[Data extracted from a collection]
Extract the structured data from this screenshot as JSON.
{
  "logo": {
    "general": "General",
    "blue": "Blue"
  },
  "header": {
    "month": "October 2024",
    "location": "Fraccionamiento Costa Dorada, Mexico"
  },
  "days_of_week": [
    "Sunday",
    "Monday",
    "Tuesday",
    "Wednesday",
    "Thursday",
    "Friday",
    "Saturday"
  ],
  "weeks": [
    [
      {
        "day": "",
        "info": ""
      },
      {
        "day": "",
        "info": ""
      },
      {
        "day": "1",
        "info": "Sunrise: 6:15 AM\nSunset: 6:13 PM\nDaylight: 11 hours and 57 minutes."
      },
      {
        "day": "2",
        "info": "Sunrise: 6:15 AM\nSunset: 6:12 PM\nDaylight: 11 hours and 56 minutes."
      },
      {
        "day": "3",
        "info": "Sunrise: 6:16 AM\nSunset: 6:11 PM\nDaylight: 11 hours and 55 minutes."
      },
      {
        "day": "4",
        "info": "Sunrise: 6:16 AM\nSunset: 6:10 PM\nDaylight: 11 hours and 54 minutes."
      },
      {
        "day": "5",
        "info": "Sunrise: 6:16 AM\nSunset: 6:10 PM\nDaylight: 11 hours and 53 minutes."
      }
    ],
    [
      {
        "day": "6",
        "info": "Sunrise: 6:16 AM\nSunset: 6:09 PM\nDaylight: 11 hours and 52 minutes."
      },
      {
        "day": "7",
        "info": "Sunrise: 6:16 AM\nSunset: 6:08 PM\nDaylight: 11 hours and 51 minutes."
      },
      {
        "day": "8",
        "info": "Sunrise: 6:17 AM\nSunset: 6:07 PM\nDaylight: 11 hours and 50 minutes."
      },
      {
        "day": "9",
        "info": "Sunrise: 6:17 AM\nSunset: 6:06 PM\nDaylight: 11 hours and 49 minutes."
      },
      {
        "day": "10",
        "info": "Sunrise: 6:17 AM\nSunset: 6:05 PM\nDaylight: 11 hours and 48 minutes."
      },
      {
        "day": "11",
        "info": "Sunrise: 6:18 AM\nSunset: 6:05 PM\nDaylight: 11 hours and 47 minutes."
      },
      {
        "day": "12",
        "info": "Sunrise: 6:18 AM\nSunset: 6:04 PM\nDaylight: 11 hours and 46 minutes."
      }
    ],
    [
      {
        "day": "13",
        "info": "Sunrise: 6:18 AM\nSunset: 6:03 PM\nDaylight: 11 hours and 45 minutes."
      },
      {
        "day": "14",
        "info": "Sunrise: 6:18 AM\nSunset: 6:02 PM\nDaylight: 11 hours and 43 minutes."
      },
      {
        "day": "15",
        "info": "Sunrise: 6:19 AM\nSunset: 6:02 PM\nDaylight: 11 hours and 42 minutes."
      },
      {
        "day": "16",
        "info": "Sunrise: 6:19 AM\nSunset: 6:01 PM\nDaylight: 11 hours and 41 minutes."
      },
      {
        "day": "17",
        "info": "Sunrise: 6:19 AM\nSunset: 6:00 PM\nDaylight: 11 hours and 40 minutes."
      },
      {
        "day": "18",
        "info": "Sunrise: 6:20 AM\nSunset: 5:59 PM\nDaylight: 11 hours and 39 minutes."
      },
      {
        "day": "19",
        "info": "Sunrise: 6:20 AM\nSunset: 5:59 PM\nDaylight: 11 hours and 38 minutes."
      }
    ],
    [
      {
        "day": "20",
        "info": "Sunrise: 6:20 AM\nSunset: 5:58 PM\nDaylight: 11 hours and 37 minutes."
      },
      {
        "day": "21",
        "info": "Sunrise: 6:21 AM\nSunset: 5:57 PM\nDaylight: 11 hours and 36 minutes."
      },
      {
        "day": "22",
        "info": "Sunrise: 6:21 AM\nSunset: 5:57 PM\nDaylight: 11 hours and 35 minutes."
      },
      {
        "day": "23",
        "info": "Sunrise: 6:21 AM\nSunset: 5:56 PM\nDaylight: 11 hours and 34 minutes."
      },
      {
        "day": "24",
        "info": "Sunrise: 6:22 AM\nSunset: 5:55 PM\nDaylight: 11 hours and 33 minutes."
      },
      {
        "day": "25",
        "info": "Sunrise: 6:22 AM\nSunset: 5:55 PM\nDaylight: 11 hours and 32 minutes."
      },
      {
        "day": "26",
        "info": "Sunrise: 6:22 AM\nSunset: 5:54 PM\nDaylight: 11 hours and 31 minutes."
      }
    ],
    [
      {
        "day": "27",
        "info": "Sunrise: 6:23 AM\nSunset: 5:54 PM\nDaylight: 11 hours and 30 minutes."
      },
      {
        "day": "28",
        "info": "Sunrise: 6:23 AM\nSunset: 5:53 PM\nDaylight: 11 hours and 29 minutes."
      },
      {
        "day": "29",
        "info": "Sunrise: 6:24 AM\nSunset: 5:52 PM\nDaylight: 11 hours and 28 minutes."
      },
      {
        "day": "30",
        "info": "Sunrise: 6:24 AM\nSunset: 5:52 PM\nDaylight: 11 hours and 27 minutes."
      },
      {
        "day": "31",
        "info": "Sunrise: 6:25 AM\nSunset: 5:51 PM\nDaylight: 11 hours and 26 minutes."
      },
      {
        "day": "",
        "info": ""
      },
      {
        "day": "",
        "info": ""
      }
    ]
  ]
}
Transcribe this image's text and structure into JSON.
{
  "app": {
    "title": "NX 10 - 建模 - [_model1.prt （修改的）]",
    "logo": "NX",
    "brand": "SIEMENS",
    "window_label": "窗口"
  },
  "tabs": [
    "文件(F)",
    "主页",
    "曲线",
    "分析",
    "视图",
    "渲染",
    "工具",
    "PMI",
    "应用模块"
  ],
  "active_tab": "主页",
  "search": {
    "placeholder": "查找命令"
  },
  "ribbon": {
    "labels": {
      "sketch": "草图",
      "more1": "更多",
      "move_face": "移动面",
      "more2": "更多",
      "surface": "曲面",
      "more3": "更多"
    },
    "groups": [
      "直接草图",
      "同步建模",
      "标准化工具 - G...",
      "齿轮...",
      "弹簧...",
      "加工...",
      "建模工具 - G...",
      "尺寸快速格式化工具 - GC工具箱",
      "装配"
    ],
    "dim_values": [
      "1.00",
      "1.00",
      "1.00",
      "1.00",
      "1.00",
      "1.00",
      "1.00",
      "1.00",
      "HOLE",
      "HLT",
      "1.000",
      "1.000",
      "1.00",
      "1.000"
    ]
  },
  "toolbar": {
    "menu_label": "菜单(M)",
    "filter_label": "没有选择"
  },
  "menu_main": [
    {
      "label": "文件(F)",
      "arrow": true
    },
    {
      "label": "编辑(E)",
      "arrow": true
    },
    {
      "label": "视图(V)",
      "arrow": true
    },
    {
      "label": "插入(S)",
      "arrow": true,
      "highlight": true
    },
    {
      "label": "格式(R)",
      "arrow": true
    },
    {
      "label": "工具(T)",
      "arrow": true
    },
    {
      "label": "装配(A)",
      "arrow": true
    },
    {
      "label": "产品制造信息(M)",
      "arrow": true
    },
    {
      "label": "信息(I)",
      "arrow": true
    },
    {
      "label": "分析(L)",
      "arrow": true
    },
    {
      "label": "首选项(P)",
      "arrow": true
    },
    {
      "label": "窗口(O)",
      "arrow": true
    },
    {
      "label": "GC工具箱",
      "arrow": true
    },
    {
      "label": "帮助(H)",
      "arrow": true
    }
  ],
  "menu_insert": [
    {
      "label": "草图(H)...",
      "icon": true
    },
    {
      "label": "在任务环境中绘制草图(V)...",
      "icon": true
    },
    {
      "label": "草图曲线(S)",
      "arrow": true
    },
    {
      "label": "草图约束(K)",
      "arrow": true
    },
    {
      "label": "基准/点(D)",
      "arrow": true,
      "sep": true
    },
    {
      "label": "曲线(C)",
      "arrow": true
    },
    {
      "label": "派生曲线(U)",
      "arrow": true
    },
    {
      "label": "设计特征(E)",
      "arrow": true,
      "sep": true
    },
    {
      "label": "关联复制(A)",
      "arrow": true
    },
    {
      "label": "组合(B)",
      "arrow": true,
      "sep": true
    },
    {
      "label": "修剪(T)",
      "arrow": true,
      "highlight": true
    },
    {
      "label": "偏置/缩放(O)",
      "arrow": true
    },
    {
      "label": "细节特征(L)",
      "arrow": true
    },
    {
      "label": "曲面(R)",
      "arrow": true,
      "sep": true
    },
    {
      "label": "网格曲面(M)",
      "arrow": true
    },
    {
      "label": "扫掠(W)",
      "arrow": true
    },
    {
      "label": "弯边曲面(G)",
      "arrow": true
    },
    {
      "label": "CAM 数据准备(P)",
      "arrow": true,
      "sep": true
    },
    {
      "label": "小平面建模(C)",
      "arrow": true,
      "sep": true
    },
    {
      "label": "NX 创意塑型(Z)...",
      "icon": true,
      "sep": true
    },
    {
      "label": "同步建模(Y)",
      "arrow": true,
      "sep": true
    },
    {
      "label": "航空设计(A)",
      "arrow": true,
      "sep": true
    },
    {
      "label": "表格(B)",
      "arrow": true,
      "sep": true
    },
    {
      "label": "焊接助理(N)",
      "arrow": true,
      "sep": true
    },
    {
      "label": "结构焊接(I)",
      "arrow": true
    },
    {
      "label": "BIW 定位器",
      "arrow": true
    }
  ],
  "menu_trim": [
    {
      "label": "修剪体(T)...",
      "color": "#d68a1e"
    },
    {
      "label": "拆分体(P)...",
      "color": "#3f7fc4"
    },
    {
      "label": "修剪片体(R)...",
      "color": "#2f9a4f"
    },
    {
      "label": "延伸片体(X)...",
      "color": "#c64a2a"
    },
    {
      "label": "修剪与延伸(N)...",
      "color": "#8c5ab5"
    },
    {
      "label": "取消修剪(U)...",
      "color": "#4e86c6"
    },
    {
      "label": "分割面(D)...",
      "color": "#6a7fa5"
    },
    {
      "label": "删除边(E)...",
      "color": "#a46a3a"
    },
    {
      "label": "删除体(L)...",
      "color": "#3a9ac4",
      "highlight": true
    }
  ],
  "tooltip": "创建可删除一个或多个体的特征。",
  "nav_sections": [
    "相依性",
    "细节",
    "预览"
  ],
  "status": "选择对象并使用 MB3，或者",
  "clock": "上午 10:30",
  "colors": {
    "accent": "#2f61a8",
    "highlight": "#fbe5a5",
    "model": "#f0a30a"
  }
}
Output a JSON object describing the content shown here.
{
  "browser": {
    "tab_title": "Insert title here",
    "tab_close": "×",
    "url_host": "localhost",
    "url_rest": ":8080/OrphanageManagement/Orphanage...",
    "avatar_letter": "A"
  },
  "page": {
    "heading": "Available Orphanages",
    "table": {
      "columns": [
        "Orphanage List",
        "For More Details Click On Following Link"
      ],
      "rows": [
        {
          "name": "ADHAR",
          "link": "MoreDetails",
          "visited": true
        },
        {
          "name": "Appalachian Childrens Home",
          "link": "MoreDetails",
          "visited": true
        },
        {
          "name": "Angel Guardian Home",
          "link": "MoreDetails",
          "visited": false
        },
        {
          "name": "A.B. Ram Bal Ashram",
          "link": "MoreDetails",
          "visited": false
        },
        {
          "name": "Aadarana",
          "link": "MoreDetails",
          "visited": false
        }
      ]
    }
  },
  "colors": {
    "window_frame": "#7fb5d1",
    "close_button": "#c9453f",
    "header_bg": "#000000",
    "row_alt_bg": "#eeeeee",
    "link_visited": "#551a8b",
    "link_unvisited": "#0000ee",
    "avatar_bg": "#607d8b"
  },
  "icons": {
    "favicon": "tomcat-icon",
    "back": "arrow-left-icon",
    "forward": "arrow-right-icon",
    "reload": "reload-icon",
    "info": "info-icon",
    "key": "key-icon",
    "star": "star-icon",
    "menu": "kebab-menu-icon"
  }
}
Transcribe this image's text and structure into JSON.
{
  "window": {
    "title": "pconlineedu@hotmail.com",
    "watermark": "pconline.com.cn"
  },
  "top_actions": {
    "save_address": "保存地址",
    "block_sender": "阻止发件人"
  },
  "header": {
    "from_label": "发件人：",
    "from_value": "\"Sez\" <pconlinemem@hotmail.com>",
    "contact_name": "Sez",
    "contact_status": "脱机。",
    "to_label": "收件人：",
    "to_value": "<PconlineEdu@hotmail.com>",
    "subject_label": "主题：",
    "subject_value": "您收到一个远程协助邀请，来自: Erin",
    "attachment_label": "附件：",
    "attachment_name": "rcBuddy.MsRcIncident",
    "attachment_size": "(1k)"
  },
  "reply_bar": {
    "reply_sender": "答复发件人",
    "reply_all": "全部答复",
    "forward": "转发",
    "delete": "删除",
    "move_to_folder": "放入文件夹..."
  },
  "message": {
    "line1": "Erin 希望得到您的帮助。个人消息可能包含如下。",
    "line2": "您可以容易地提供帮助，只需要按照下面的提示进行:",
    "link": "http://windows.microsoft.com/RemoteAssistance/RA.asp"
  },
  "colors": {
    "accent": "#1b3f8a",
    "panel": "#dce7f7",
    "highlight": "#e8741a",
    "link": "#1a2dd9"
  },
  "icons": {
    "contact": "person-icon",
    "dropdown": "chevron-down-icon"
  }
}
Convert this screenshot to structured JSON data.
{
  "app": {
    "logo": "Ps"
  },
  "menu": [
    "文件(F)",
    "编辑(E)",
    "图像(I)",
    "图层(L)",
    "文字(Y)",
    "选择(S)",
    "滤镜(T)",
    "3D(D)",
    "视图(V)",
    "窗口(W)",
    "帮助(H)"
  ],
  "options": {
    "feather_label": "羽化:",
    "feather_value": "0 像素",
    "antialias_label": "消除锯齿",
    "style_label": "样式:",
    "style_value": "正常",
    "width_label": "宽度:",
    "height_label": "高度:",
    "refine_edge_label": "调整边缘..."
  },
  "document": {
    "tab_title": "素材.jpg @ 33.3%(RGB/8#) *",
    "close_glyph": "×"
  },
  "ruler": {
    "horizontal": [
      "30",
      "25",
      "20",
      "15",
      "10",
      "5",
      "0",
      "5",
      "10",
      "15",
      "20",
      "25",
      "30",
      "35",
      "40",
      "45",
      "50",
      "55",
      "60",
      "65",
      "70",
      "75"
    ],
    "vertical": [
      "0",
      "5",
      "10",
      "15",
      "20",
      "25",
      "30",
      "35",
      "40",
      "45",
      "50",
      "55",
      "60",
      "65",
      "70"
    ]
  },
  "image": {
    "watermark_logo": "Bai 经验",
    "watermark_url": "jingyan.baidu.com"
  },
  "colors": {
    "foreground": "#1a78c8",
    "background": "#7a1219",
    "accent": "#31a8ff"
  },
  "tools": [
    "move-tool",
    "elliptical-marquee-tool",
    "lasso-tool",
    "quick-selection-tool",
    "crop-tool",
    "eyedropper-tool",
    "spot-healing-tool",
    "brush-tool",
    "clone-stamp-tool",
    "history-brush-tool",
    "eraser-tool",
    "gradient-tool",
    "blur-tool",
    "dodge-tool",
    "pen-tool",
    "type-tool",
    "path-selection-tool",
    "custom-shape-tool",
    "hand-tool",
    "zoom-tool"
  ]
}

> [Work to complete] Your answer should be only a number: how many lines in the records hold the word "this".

> [Exercise result] 4